What you have to do: The answer must be every line from the entries below that includes "photo".

Information shown:
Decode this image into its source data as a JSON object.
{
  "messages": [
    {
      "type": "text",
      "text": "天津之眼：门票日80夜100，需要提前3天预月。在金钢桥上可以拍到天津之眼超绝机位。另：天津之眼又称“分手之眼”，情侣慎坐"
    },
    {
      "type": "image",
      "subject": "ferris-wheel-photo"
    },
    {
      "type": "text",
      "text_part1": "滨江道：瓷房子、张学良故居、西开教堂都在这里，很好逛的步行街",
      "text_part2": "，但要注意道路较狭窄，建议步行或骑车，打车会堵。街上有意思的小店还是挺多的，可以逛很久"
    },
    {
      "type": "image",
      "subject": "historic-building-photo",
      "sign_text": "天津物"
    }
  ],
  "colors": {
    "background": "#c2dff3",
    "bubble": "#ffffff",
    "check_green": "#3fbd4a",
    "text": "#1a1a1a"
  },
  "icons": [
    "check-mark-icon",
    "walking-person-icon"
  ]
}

Response to the task:
      "subject": "ferris-wheel-photo"
      "subject": "historic-building-photo",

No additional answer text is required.